ShareThis Page

Johnson wins another term as supervisor

| Sunday, May 6, 2012, 2:40 p.m.

In what was the centerpiece of Election Day in Salem Township, incumbent Anders Johnson came away with the prize, another six-year term as township supervisor.

Johnson, the Democrat, defeated Republican challenger Tom Ridella with 57 percent of the vote to 43 percent for Ridella.

"I guess the people kind of verified that they are still standing behind me," Johnson said last night. "I've always tried to have an honest approach and answer to everything. It wasn't always the most popular answer but I think honesty was rewarded."

The matchup was ironic because Ridella was one of the people who joined with others six years ago to put Johnson into office.

That alliance really started deteriorating after Johnson and fellow Supervisor Ron Martz took roadmaster positions with the township -- something both had pledged not to do when they ran. Martz became the full-time roadmaster while Johnson and Supervisor Bob Zundel became part-time roadmasters.

Ridella took every opportunity to remind voters about that during the campaign. He put up a sign along Route 22 that said: "Vote for Tom Ridella for township supervisor, not roadmaster."

Ridella frequently questioned the supervisors at meetings, particularly after ethics investigations of Johnson and Martz became public.

As he campaigned, Johnson played up progress he felt the township had made since he has been in office. He said the township cleared up lawsuits he blamed the previous board of supervisors for getting the township into, claimed more roads had been improved by seal-coating and touted the equipment purchases made in upgrading the public works department.

TribLIVE commenting policy

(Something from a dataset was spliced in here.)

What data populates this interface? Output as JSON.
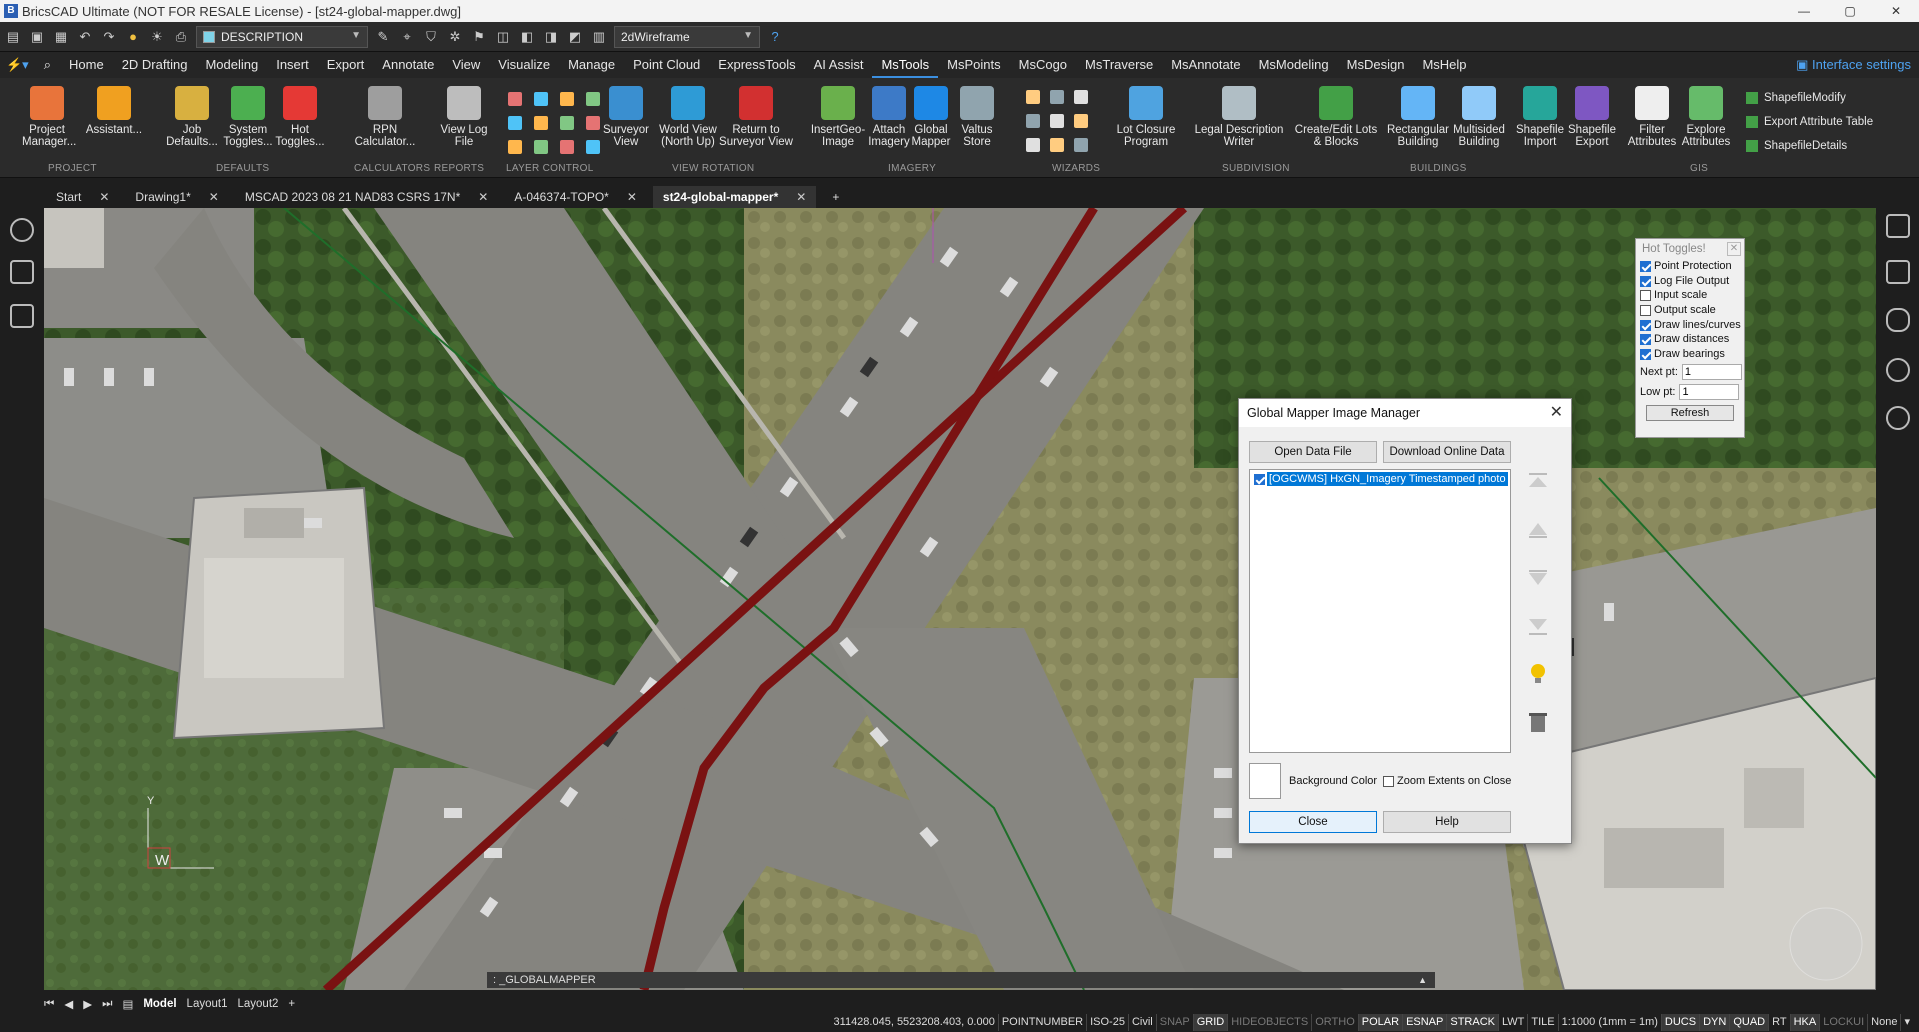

You are solely responsible for your comments and by using you agree to our Terms of Service.

We moderate comments. Our goal is to provide substantive commentary for a general readership. By screening submissions, we provide a space where readers can share intelligent and informed commentary that enhances the quality of our news and information.

While most comments will be posted if they are on-topic and not abusive, moderating decisions are subjective. We will make them as carefully and consistently as we can. Because of the volume of reader comments, we cannot review individual moderation decisions with readers.

We value thoughtful comments representing a range of views that make their point quickly and politely. We make an effort to protect discussions from repeated comments either by the same reader or different readers

We follow the same standards for taste as the daily newspaper. A few things we won't tolerate: personal attacks, obscenity, vulgarity, profanity (including expletives and letters followed by dashes), commercial promotion, impersonations, incoherence, proselytizing and SHOUTING. Don't include URLs to Web sites.

We do not edit comments. They are either approved or deleted. We reserve the right to edit a comment that is quoted or excerpted in an article. In this case, we may fix spelling and punctuation.

We welcome strong opinions and criticism of our work, but we don't want comments to become bogged down with discussions of our policies and we will moderate accordingly.

We appreciate it when readers and people quoted in articles or blog posts point out errors of fact or emphasis and will investigate all assertions. But these suggestions should be sent via e-mail. To avoid distracting other readers, we won't publish comments that suggest a correction. Instead, corrections will be made in a blog post or in an article.

click me